#### Material for this task ####
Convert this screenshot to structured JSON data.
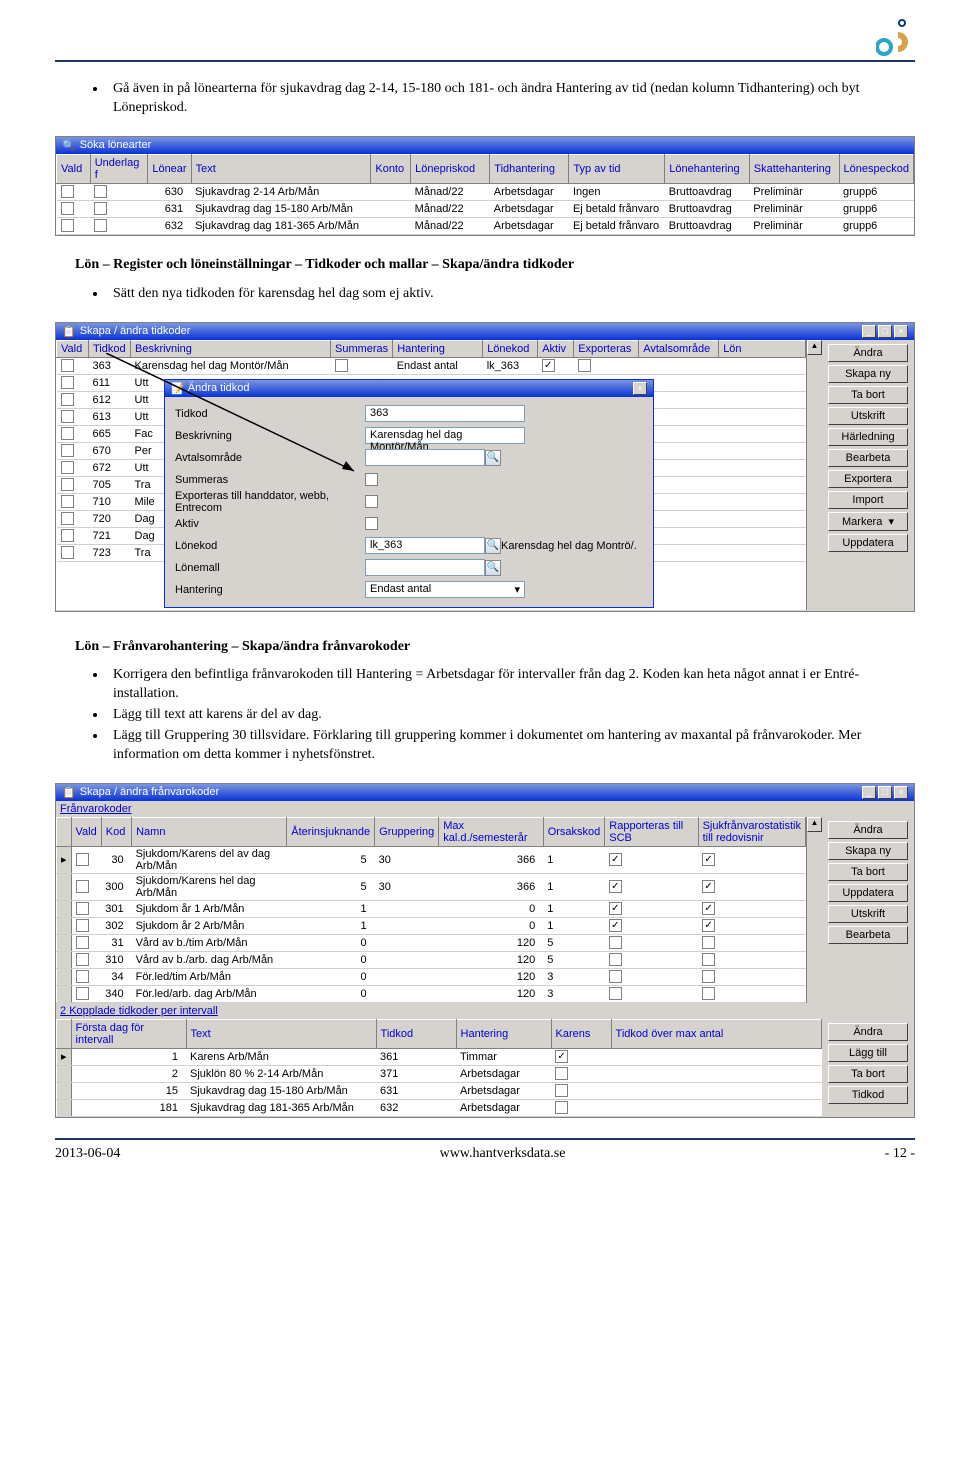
{
  "logo_colors": {
    "top": "#0a3a7a",
    "middle": "#2aa7c7",
    "bottom": "#d7a24a"
  },
  "intro": "Gå även in på lönearterna för sjukavdrag dag 2-14, 15-180 och 181- och ändra Hantering av tid (nedan kolumn Tidhantering) och byt Lönepriskod.",
  "win1": {
    "title": "Söka lönearter",
    "headers": [
      "Vald",
      "Underlag f",
      "Lönear",
      "Text",
      "Konto",
      "Lönepriskod",
      "Tidhantering",
      "Typ av tid",
      "Lönehantering",
      "Skattehantering",
      "Lönespeckod"
    ],
    "rows": [
      {
        "lonear": "630",
        "text": "Sjukavdrag 2-14 Arb/Mån",
        "konto": "",
        "priskod": "Månad/22",
        "tidh": "Arbetsdagar",
        "typ": "Ingen",
        "loneh": "Bruttoavdrag",
        "skatt": "Preliminär",
        "spec": "grupp6"
      },
      {
        "lonear": "631",
        "text": "Sjukavdrag dag 15-180 Arb/Mån",
        "konto": "",
        "priskod": "Månad/22",
        "tidh": "Arbetsdagar",
        "typ": "Ej betald frånvaro",
        "loneh": "Bruttoavdrag",
        "skatt": "Preliminär",
        "spec": "grupp6"
      },
      {
        "lonear": "632",
        "text": "Sjukavdrag dag 181-365 Arb/Mån",
        "konto": "",
        "priskod": "Månad/22",
        "tidh": "Arbetsdagar",
        "typ": "Ej betald frånvaro",
        "loneh": "Bruttoavdrag",
        "skatt": "Preliminär",
        "spec": "grupp6"
      }
    ]
  },
  "heading2": "Lön – Register och löneinställningar – Tidkoder och mallar – Skapa/ändra tidkoder",
  "bullet2": "Sätt den nya tidkoden för karensdag hel dag som ej aktiv.",
  "win2": {
    "title": "Skapa / ändra tidkoder",
    "headers": [
      "Vald",
      "Tidkod",
      "Beskrivning",
      "Summeras",
      "Hantering",
      "Lönekod",
      "Aktiv",
      "Exporteras",
      "Avtalsområde",
      "Lön"
    ],
    "buttons": [
      "Ändra",
      "Skapa ny",
      "Ta bort",
      "Utskrift",
      "Härledning",
      "Bearbeta",
      "Exportera",
      "Import",
      "Markera",
      "Uppdatera"
    ],
    "rows": [
      {
        "tidkod": "363",
        "beskr": "Karensdag hel dag Montör/Mån",
        "sum": false,
        "hant": "Endast antal",
        "lone": "lk_363",
        "aktiv": true,
        "exp": false
      },
      {
        "tidkod": "611",
        "beskr": "Utt"
      },
      {
        "tidkod": "612",
        "beskr": "Utt"
      },
      {
        "tidkod": "613",
        "beskr": "Utt"
      },
      {
        "tidkod": "665",
        "beskr": "Fac"
      },
      {
        "tidkod": "670",
        "beskr": "Per"
      },
      {
        "tidkod": "672",
        "beskr": "Utt"
      },
      {
        "tidkod": "705",
        "beskr": "Tra"
      },
      {
        "tidkod": "710",
        "beskr": "Mile"
      },
      {
        "tidkod": "720",
        "beskr": "Dag"
      },
      {
        "tidkod": "721",
        "beskr": "Dag"
      },
      {
        "tidkod": "723",
        "beskr": "Tra"
      }
    ],
    "dialog": {
      "title": "Ändra tidkod",
      "fields": [
        {
          "label": "Tidkod",
          "value": "363",
          "type": "text"
        },
        {
          "label": "Beskrivning",
          "value": "Karensdag hel dag Montör/Mån",
          "type": "text"
        },
        {
          "label": "Avtalsområde",
          "value": "",
          "type": "textsearch"
        },
        {
          "label": "Summeras",
          "value": false,
          "type": "check"
        },
        {
          "label": "Exporteras till handdator, webb, Entrecom",
          "value": false,
          "type": "check"
        },
        {
          "label": "Aktiv",
          "value": false,
          "type": "check"
        },
        {
          "label": "Lönekod",
          "value": "lk_363",
          "type": "textsearch",
          "suffix": "Karensdag hel dag Montrö/."
        },
        {
          "label": "Lönemall",
          "value": "",
          "type": "textsearch"
        },
        {
          "label": "Hantering",
          "value": "Endast antal",
          "type": "select"
        }
      ]
    }
  },
  "heading3": "Lön – Frånvarohantering – Skapa/ändra frånvarokoder",
  "bullets3": [
    "Korrigera den befintliga frånvarokoden till Hantering = Arbetsdagar för intervaller från dag 2. Koden kan heta något annat i er Entré-installation.",
    "Lägg till text att karens är del av dag.",
    "Lägg till Gruppering 30 tillsvidare. Förklaring till gruppering kommer i dokumentet om hantering av maxantal på frånvarokoder. Mer information om detta kommer i nyhetsfönstret."
  ],
  "win3": {
    "title": "Skapa / ändra frånvarokoder",
    "section1": "Frånvarokoder",
    "headers1": [
      "Vald",
      "Kod",
      "Namn",
      "Återinsjuknande",
      "Gruppering",
      "Max kal.d./semesterår",
      "Orsakskod",
      "Rapporteras till SCB",
      "Sjukfrånvarostatistik till redovisnir"
    ],
    "buttons1": [
      "Ändra",
      "Skapa ny",
      "Ta bort",
      "Uppdatera",
      "Utskrift",
      "Bearbeta"
    ],
    "rows1": [
      {
        "kod": "30",
        "namn": "Sjukdom/Karens del av dag Arb/Mån",
        "ater": "5",
        "grupp": "30",
        "max": "366",
        "ors": "1",
        "scb": true,
        "sjuk": true,
        "sel": true
      },
      {
        "kod": "300",
        "namn": "Sjukdom/Karens hel dag Arb/Mån",
        "ater": "5",
        "grupp": "30",
        "max": "366",
        "ors": "1",
        "scb": true,
        "sjuk": true
      },
      {
        "kod": "301",
        "namn": "Sjukdom år 1 Arb/Mån",
        "ater": "1",
        "grupp": "",
        "max": "0",
        "ors": "1",
        "scb": true,
        "sjuk": true
      },
      {
        "kod": "302",
        "namn": "Sjukdom år 2 Arb/Mån",
        "ater": "1",
        "grupp": "",
        "max": "0",
        "ors": "1",
        "scb": true,
        "sjuk": true
      },
      {
        "kod": "31",
        "namn": "Vård av b./tim Arb/Mån",
        "ater": "0",
        "grupp": "",
        "max": "120",
        "ors": "5",
        "scb": false,
        "sjuk": false
      },
      {
        "kod": "310",
        "namn": "Vård av b./arb. dag Arb/Mån",
        "ater": "0",
        "grupp": "",
        "max": "120",
        "ors": "5",
        "scb": false,
        "sjuk": false
      },
      {
        "kod": "34",
        "namn": "För.led/tim Arb/Mån",
        "ater": "0",
        "grupp": "",
        "max": "120",
        "ors": "3",
        "scb": false,
        "sjuk": false
      },
      {
        "kod": "340",
        "namn": "För.led/arb. dag Arb/Mån",
        "ater": "0",
        "grupp": "",
        "max": "120",
        "ors": "3",
        "scb": false,
        "sjuk": false
      }
    ],
    "section2": "Kopplade tidkoder per intervall",
    "headers2": [
      "Första dag för intervall",
      "Text",
      "Tidkod",
      "Hantering",
      "Karens",
      "Tidkod över max antal"
    ],
    "buttons2": [
      "Ändra",
      "Lägg till",
      "Ta bort",
      "Tidkod"
    ],
    "rows2": [
      {
        "dag": "1",
        "text": "Karens Arb/Mån",
        "tidkod": "361",
        "hant": "Timmar",
        "karens": true,
        "sel": true
      },
      {
        "dag": "2",
        "text": "Sjuklön 80 % 2-14 Arb/Mån",
        "tidkod": "371",
        "hant": "Arbetsdagar",
        "karens": false
      },
      {
        "dag": "15",
        "text": "Sjukavdrag dag 15-180 Arb/Mån",
        "tidkod": "631",
        "hant": "Arbetsdagar",
        "karens": false
      },
      {
        "dag": "181",
        "text": "Sjukavdrag dag 181-365 Arb/Mån",
        "tidkod": "632",
        "hant": "Arbetsdagar",
        "karens": false
      }
    ]
  },
  "footer": {
    "date": "2013-06-04",
    "url": "www.hantverksdata.se",
    "page": "- 12 -"
  }
}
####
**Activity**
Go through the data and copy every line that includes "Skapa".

**Response to this exercise**
  "heading2": "Lön – Register och löneinställningar – Tidkoder och mallar – Skapa/ändra tidkoder",
    "title": "Skapa / ändra tidkoder",
      "Skapa ny",
  "heading3": "Lön – Frånvarohantering – Skapa/ändra frånvarokoder",
    "title": "Skapa / ändra frånvarokoder",
      "Skapa ny",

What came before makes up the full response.